__WORK REQUIRED__: The lines you return should be those containing the string "checked", taken from the data below.

═══ INPUT DATA ═══

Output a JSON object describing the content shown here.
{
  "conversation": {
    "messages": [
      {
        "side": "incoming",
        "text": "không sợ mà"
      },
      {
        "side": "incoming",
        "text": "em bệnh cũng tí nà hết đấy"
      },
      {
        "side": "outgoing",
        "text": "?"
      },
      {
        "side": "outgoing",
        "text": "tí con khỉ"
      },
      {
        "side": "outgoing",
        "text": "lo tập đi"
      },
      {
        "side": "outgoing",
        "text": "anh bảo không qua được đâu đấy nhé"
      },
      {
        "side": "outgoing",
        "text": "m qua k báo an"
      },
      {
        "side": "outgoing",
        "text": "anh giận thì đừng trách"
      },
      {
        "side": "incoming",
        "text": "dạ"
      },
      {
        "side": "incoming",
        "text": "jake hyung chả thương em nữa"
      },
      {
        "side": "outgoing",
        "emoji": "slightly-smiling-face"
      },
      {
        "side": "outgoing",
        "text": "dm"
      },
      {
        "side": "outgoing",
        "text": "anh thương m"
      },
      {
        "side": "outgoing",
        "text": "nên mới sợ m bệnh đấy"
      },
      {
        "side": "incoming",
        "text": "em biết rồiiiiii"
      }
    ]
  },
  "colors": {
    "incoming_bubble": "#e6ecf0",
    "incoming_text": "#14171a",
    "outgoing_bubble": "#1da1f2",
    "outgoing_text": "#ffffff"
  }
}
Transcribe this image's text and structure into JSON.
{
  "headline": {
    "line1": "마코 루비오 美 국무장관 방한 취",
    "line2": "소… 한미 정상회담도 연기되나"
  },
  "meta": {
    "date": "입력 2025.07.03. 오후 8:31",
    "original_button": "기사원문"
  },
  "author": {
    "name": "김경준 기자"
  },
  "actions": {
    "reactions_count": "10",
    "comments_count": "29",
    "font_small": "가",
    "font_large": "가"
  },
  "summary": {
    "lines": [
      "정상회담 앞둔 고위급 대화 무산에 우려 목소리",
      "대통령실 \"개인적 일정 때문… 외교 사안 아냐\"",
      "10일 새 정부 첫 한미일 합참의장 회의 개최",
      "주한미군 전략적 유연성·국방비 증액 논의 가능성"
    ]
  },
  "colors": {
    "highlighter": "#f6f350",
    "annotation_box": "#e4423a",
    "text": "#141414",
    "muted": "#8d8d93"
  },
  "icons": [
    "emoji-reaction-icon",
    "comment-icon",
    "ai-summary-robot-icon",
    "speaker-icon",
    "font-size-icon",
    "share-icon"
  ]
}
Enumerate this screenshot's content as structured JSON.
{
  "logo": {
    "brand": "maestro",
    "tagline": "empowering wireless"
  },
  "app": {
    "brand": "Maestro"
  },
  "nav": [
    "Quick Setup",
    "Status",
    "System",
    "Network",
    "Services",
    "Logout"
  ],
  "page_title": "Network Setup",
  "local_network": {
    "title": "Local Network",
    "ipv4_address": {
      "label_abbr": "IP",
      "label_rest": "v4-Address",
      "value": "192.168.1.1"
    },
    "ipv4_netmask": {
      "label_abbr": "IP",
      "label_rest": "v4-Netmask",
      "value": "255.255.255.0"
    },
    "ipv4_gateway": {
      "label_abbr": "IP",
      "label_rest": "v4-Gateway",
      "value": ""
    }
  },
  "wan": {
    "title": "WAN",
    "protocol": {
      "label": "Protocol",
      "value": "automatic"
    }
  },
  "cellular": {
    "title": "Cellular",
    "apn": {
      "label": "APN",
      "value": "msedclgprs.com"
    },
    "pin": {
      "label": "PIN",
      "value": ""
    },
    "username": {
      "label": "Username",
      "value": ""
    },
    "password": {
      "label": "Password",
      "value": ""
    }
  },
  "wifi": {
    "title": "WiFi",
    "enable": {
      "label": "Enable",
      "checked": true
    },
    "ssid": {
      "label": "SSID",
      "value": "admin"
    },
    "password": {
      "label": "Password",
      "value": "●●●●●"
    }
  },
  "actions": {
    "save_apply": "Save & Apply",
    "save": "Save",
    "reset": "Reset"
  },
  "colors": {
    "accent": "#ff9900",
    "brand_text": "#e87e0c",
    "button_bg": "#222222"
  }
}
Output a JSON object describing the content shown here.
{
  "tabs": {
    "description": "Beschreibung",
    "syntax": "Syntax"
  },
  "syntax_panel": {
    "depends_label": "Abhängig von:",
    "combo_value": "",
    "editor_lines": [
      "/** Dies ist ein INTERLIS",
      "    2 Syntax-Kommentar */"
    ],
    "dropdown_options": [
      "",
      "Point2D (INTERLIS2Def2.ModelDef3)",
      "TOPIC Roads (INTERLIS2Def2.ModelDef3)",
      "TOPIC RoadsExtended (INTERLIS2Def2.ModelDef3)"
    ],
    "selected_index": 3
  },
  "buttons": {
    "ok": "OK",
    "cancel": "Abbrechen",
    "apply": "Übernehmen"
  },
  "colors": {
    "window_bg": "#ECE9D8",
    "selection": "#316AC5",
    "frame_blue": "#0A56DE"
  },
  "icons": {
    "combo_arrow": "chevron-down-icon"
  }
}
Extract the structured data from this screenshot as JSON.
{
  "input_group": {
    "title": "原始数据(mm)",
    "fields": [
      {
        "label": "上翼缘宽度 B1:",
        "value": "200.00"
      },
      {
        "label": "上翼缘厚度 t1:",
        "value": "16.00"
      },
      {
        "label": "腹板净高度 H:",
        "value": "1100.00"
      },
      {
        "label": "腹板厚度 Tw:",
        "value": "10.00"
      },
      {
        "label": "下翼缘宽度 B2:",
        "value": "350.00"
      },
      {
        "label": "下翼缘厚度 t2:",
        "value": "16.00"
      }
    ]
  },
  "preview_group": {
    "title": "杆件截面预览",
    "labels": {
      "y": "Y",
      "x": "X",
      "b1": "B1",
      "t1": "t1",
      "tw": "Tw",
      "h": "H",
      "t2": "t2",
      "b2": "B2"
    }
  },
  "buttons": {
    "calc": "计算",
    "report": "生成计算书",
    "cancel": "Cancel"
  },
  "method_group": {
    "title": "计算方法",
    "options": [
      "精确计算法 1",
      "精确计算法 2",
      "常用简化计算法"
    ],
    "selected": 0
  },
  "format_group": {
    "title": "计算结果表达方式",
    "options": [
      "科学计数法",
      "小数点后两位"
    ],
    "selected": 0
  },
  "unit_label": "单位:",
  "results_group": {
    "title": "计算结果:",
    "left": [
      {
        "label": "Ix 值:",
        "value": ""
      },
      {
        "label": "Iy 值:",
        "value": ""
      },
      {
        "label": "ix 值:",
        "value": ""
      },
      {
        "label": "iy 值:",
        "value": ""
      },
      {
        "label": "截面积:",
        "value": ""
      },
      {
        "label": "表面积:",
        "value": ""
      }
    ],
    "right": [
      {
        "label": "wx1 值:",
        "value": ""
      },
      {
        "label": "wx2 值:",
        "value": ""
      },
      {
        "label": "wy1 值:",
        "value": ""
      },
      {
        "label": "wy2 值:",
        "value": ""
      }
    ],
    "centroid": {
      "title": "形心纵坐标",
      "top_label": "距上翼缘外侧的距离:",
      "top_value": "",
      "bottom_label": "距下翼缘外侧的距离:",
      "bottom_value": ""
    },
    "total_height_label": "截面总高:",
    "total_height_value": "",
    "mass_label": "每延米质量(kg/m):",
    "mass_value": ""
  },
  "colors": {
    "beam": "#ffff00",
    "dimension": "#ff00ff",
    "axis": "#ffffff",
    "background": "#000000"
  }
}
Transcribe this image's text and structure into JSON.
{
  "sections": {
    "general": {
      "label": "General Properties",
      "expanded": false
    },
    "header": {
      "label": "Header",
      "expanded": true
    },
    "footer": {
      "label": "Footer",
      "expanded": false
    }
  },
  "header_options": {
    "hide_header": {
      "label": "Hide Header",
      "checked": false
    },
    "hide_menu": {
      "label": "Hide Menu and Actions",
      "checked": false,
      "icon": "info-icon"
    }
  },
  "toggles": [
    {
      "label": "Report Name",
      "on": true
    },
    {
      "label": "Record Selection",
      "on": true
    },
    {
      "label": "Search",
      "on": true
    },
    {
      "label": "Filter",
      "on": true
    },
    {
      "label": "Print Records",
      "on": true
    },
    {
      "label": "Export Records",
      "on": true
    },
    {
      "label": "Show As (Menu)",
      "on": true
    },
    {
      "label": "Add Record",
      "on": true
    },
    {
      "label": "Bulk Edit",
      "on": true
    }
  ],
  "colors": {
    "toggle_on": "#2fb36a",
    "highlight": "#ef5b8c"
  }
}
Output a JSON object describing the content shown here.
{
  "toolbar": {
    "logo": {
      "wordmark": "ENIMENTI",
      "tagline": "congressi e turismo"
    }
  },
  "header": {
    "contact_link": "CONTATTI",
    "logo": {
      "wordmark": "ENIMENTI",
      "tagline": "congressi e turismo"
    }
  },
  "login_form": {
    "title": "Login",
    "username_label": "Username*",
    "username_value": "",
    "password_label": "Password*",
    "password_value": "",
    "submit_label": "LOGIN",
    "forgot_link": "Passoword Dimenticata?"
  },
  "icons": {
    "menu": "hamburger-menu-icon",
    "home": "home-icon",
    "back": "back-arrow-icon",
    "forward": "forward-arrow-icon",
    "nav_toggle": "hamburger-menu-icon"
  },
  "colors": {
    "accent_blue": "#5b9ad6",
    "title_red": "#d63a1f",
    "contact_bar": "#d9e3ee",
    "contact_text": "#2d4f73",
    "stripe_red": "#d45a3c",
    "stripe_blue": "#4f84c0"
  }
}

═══

__RESULT FOR THIS TASK__:
      "checked": true
      "checked": false
      "checked": false,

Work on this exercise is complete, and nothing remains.